The numerical approximation of high frequency wave propagation is important in many applications including seismic, acoustic, optical waves and microwaves. For these problems the solution becomes highly oscillatory relative to the overall size of the domain. Direct simulations using the standard wave equations are therefore very expensive, since a large number of grid points is required to resolve the wave oscillations. There are however computationally much less costly models, that are good approximations of many wave equations at high frequencies. In this paper we review such models and related numerical methods that are used for simulations in applications. We focus on the infinite frequency approximation of geometrical optics and the finite frequency corrections given by the geometrical theory of diffraction. We also briefly discuss Gaussian beams.

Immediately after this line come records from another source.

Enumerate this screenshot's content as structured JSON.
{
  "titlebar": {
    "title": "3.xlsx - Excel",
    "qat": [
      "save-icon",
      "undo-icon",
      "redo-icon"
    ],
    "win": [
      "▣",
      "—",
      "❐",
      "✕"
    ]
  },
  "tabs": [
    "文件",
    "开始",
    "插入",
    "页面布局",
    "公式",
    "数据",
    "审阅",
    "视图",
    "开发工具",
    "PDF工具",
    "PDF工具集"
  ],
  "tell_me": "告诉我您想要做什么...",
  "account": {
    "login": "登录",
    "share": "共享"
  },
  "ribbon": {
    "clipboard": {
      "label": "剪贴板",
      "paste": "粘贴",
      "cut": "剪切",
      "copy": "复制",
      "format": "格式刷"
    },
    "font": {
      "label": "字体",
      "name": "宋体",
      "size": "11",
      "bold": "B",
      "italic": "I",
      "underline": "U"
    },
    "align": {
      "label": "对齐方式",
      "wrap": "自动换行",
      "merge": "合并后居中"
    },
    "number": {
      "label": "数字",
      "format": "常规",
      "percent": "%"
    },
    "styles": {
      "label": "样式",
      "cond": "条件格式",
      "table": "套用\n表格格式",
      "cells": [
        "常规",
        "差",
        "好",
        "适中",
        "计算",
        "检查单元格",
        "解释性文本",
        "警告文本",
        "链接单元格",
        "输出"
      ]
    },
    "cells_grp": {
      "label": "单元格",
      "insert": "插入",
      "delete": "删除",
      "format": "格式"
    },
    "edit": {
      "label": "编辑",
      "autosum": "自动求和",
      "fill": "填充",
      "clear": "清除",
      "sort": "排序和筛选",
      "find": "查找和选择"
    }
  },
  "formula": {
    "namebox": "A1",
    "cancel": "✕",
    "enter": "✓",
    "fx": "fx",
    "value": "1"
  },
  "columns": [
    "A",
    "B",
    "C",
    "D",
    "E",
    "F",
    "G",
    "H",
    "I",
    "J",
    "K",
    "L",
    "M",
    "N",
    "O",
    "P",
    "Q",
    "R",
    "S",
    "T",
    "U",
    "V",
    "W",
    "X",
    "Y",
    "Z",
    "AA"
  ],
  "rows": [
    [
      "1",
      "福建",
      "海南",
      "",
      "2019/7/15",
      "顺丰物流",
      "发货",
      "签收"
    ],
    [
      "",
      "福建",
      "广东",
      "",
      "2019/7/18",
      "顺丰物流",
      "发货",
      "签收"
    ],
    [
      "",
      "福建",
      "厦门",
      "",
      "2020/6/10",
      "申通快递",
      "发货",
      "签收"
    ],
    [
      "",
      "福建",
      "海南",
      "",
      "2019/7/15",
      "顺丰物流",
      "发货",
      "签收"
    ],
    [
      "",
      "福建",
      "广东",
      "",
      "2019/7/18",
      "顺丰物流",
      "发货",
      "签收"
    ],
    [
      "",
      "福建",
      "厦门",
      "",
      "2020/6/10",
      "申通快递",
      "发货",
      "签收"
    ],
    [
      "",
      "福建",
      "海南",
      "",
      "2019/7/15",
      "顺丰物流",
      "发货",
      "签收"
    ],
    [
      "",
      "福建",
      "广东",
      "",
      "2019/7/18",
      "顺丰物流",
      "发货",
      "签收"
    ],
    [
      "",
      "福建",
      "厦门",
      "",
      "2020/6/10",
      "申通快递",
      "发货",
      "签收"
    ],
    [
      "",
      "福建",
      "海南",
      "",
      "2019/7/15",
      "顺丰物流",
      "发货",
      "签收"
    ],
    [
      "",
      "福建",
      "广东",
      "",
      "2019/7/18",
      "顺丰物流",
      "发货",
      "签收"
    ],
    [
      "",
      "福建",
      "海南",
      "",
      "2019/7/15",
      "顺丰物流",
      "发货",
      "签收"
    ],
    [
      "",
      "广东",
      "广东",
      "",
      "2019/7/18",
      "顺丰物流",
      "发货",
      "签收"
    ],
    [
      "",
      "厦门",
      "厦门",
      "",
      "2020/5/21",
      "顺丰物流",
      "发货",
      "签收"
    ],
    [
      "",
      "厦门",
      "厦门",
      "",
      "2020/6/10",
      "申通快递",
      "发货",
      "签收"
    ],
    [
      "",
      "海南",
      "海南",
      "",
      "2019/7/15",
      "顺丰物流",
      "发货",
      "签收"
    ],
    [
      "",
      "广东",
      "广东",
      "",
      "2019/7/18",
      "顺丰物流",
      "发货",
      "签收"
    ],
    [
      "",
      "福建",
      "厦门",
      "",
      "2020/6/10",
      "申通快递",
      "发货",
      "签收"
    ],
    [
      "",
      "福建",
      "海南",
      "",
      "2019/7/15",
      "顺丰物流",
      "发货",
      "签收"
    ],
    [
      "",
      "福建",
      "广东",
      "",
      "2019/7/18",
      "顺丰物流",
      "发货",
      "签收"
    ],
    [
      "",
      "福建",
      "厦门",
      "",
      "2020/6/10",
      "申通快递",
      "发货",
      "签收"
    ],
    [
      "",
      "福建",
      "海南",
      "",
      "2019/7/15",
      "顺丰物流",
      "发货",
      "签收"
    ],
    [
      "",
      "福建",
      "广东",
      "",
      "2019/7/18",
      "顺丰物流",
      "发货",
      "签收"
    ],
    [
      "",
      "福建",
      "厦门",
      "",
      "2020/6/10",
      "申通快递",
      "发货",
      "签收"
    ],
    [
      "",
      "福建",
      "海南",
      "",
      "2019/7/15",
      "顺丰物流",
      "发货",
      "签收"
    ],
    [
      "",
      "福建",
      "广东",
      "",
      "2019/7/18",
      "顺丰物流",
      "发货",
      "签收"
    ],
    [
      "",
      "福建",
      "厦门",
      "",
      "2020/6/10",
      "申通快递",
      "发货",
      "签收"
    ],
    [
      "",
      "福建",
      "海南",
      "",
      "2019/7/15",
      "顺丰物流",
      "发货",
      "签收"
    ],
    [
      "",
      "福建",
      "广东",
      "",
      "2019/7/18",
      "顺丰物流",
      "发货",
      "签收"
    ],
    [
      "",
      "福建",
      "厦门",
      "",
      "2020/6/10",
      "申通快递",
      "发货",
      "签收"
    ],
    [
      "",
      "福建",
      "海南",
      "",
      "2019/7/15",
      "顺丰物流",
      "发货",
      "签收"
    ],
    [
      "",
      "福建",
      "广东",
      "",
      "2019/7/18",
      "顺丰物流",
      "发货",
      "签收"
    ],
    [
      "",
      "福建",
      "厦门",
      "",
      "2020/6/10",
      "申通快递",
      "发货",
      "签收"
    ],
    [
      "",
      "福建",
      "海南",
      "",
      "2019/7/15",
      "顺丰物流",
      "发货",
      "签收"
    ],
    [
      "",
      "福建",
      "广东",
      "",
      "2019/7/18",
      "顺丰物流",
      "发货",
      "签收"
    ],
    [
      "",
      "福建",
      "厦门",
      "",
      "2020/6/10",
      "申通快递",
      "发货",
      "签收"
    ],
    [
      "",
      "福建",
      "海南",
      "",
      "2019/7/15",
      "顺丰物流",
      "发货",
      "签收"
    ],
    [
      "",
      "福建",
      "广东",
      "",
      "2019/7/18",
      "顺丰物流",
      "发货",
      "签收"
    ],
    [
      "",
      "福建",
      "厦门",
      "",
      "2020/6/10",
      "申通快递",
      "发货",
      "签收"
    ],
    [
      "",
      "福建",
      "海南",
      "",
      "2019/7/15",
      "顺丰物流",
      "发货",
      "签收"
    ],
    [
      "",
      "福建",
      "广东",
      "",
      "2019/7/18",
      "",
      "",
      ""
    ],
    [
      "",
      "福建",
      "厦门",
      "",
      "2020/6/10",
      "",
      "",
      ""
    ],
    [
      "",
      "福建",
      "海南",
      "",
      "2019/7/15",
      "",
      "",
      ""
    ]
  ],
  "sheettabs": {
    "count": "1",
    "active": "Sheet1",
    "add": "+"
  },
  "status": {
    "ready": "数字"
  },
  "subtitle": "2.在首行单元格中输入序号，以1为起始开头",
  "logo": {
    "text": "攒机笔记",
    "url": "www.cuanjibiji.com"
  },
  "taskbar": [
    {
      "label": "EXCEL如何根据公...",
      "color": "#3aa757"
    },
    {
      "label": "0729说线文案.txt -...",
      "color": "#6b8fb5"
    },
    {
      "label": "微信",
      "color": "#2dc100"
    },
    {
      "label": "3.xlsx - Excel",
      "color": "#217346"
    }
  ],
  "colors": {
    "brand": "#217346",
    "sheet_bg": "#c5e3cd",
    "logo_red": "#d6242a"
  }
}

Simulation of high-frequency waves is a problem encountered in a great many engineering and science fields. Currently the interest is driven by new applications in wireless communication (cell phones, Bluetooth, WiFi) and photonics (optical fibers, filters, switches). Simulation is also used increasingly in more classical applications. Some examples in electromagnetism are antenna design, radar signature computation and base station coverage for cell phones. In acoustics simulation is used for noise reduction, underwater communication and medical ultrasonography. Finding the location of an earthquake and oil exploration are some applications of seismic wave simulation in geophysics. Nondestructive testing is another example where both electromagnetic and acoustic waves are simulated.